Problem to solve: With the pictures left out, restate every entry word for word.

(Data records for software interfaces)
* * * *
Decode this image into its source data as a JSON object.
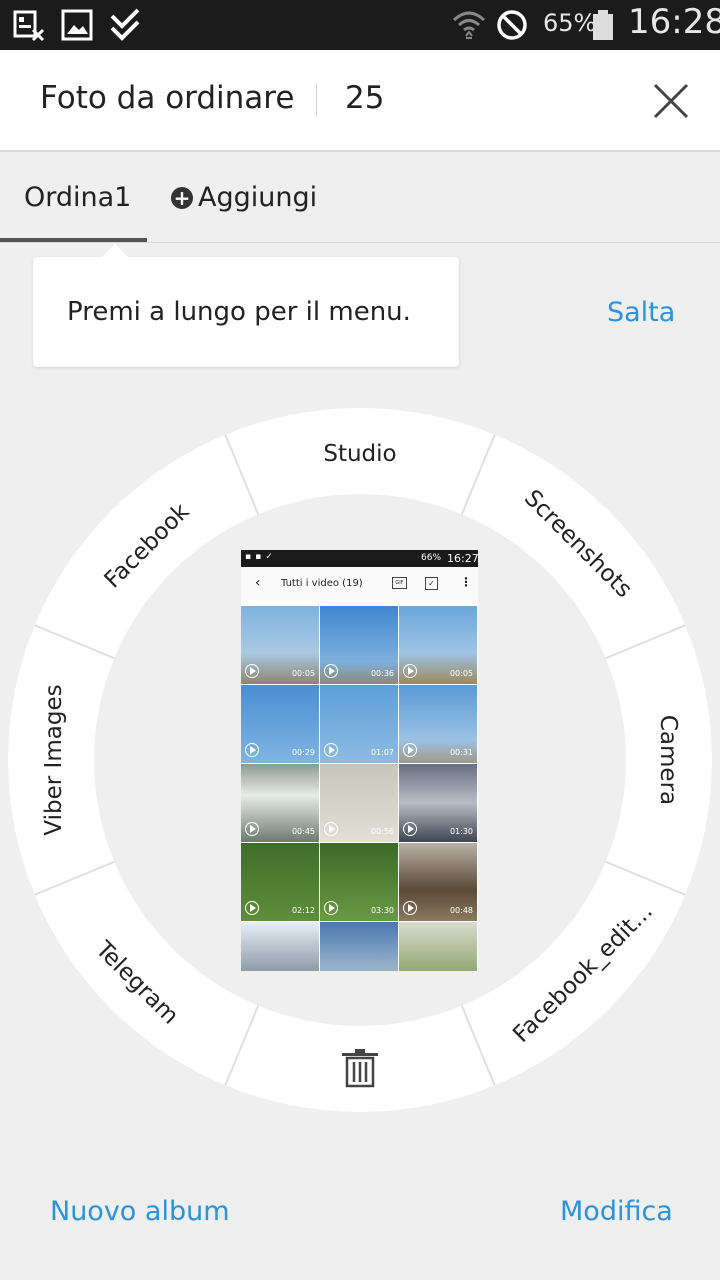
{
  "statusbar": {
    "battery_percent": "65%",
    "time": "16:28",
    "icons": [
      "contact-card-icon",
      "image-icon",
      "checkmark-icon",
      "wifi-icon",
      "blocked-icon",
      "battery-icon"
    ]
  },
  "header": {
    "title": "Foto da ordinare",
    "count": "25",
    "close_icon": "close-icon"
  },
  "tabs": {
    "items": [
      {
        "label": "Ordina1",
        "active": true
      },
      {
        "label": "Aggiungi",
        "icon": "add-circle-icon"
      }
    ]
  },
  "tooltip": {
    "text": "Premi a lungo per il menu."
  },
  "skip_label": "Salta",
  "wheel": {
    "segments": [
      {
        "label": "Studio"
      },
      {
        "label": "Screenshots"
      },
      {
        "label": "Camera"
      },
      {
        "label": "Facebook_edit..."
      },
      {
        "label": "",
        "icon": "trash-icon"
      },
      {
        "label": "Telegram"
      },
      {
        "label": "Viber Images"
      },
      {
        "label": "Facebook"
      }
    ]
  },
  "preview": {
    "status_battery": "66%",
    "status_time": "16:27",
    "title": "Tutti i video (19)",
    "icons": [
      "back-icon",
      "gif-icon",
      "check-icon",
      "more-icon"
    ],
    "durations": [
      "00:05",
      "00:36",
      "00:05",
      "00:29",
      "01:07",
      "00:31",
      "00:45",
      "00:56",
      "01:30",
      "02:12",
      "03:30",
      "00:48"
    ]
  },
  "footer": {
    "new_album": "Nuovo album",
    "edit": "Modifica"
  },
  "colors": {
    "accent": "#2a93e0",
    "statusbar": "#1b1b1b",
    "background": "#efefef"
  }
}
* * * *
Exercise response:
Decode this image into its source data as a JSON object.
{
  "statusbar": {
    "battery_percent": "65%",
    "time": "16:28",
    "icons": [
      "contact-card-icon",
      "image-icon",
      "checkmark-icon",
      "wifi-icon",
      "blocked-icon",
      "battery-icon"
    ]
  },
  "header": {
    "title": "Foto da ordinare",
    "count": "25",
    "close_icon": "close-icon"
  },
  "tabs": {
    "items": [
      {
        "label": "Ordina1",
        "active": true
      },
      {
        "label": "Aggiungi",
        "icon": "add-circle-icon"
      }
    ]
  },
  "tooltip": {
    "text": "Premi a lungo per il menu."
  },
  "skip_label": "Salta",
  "wheel": {
    "segments": [
      {
        "label": "Studio"
      },
      {
        "label": "Screenshots"
      },
      {
        "label": "Camera"
      },
      {
        "label": "Facebook_edit..."
      },
      {
        "label": "",
        "icon": "trash-icon"
      },
      {
        "label": "Telegram"
      },
      {
        "label": "Viber Images"
      },
      {
        "label": "Facebook"
      }
    ]
  },
  "preview": {
    "status_battery": "66%",
    "status_time": "16:27",
    "title": "Tutti i video (19)",
    "icons": [
      "back-icon",
      "gif-icon",
      "check-icon",
      "more-icon"
    ],
    "durations": [
      "00:05",
      "00:36",
      "00:05",
      "00:29",
      "01:07",
      "00:31",
      "00:45",
      "00:56",
      "01:30",
      "02:12",
      "03:30",
      "00:48"
    ]
  },
  "footer": {
    "new_album": "Nuovo album",
    "edit": "Modifica"
  },
  "colors": {
    "accent": "#2a93e0",
    "statusbar": "#1b1b1b",
    "background": "#efefef"
  }
}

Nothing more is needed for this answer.